Economists at Standard Chartered expect the effect of the virus to cut China’s first-quarter real gross domestic product growth from 6% to 4.5%. In light of China’s important role in global manufacturing and trade, not to mention its increasingly large market for consumer goods, the spillover effect on the U.S. is likely to lower real GDP in the first quarter by 0.4 to 0.5 percentage point, to be mostly made up in subsequent quarters, according to Goldman Sachs economists.
On the good news front, the Institute for Supply Management’s purchasing managers index rose above 50 in January for the first time since July. A reading of 50 above suggests manufacturing activity is expanding. The index for new orders, new export orders and production all showed sizeable jumps.
At the same time, the global manufacturing PMI, produced by IHS Markit, rose to a nine-month high of 50.4 last month, just above the dividing line between expansion and contraction.
In both cases, responses to the surveys don’t adequately reflect the latest news on the rapid spread of the coronavirus, which last week was declared a public health emergency of international concern by the World Health Organization.
When stocks were slumping last week, the bond market added to the concern with a warning of its own. The yield curve, or the spread between the policy rate and long-term Treasury yield, was flirting with inversion again, which, if it were to deepen and persist, would be a recession omen, with a long lead time.

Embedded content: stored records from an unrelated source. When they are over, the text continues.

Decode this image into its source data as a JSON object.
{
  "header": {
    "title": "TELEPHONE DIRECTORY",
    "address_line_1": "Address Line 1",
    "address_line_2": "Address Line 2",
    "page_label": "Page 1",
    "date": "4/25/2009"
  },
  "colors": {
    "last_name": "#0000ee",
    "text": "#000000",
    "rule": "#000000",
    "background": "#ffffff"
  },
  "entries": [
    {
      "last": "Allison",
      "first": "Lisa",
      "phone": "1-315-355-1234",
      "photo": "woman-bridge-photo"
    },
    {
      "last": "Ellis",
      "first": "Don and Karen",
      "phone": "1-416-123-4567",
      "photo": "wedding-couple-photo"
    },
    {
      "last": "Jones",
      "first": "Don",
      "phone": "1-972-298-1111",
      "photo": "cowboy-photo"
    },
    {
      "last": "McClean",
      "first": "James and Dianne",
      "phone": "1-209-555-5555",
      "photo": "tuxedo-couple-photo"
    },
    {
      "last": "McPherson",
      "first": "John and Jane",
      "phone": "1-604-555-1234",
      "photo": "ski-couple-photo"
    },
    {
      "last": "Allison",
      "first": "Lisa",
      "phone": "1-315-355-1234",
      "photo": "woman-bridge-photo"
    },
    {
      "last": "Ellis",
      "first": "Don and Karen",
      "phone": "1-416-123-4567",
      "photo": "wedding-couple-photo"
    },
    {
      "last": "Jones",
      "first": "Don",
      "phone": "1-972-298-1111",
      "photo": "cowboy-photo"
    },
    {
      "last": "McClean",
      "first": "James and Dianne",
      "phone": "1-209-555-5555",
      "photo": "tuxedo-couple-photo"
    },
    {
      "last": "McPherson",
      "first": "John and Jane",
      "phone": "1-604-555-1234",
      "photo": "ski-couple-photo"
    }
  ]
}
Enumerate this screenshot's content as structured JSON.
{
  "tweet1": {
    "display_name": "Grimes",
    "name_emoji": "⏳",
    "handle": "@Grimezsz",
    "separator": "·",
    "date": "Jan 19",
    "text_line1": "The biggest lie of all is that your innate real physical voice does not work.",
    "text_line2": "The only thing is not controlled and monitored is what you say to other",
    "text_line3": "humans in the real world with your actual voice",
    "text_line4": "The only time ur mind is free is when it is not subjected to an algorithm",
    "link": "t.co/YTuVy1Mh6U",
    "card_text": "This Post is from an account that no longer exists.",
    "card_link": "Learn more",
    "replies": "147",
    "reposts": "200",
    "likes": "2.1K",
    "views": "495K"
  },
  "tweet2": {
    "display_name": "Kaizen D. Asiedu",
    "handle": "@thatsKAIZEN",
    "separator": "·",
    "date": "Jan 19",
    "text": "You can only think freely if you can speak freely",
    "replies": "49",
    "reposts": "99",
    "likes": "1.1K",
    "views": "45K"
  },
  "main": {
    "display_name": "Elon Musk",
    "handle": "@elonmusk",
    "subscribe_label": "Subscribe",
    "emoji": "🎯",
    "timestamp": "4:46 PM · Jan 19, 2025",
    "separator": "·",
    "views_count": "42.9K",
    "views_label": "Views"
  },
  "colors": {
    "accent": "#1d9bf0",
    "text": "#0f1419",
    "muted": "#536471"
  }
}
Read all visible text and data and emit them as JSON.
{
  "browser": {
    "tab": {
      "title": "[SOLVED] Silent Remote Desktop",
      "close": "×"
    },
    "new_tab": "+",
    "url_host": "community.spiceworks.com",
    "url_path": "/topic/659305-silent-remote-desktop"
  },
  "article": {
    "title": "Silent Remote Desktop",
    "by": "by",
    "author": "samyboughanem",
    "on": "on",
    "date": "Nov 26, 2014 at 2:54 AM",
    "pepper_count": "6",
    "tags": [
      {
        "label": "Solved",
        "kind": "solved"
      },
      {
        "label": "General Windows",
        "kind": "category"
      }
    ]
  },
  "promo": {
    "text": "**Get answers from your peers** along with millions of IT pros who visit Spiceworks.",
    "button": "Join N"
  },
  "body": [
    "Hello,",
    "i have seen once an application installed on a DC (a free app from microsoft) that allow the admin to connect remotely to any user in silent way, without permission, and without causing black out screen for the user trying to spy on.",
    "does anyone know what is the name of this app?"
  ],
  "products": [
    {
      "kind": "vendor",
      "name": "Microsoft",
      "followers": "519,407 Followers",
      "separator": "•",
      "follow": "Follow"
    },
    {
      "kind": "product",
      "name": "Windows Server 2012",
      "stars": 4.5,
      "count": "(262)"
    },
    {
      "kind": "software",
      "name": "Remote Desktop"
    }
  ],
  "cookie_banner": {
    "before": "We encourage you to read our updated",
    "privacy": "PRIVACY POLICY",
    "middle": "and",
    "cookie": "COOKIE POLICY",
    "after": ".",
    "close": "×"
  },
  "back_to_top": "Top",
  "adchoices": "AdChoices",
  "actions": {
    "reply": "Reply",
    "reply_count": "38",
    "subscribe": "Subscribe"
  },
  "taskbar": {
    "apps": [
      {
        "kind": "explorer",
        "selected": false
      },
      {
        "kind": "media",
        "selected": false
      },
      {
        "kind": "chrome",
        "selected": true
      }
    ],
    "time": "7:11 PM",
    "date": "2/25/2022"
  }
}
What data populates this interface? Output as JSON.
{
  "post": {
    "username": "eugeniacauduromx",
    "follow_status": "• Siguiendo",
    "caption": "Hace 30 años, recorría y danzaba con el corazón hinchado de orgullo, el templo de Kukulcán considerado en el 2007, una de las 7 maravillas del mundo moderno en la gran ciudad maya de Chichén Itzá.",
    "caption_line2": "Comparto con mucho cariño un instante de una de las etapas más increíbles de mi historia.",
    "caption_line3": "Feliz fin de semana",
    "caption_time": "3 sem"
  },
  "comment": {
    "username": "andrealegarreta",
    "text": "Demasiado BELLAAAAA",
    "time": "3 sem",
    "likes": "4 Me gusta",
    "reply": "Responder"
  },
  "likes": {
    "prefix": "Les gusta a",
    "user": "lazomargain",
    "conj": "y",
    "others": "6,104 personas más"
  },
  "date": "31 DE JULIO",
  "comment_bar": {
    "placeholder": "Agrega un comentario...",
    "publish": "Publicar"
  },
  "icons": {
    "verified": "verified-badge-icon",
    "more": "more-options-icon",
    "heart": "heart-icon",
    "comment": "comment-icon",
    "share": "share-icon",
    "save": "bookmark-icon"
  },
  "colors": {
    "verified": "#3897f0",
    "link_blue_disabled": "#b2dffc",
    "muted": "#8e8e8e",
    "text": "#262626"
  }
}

The stock market’s rebound has sent bonds into retreat, steepening the curve for now. Still, the odds of a rate cut this year have increased from a month ago — although the probability has been pared in light of the stock market’s feel-good attitude this week.
Financial markets aren’t epidemiologists, so they can only guess at the extent and magnitude of the virus and whether it will be labeled a pandemic. So far, most of the cases and almost all of the deaths have been confined to China.
You would never know from looking at the stock market that such a threat is real. At times, U.S. stocks seem to behave less like risk assets and more like a safe haven. While the first response on bad news is to sell, on reflection the second impulse is to buy.
Perhaps that owes to the embedded belief that the Federal Reserve will do whatever it takes to rescue the economy from any untoward effects of the coronavirus.
Then there’s the fact that the U.S. economy has outperformed much of the developed world since the Great Recession, increasing the appeal of its stock market.
Still, trend-like growth of 2% isn’t that great with a possible pandemic staring you in the face. The trade war is far from over, with President Donald Trump cooking up new and different ways to penalize other countries.
More trade tensions
A new Commerce Department rule will allow companies to pursue tariffs on overseas competitors for what they perceive to be currency manipulation.
Despite the trade truce with China, the U.S. still has tariffs on some $360 billion of its imports.
This is all happening at a time when business investment in the U.S. has contracted for three consecutive quarters: something that last occurred during the Great Recession. And while the U.S. consumer carried the economy last year, the three-legged stool is starting to look wobbly.
Then again, as some analysts have suggested, the stock market’s appeal may be nothing more complicated than what the acronyms suggest: FOMO, for fear of missing out; and TINA, for there is no alternative.
To that I would offer another acronym: SCIW, for some caution is warranted.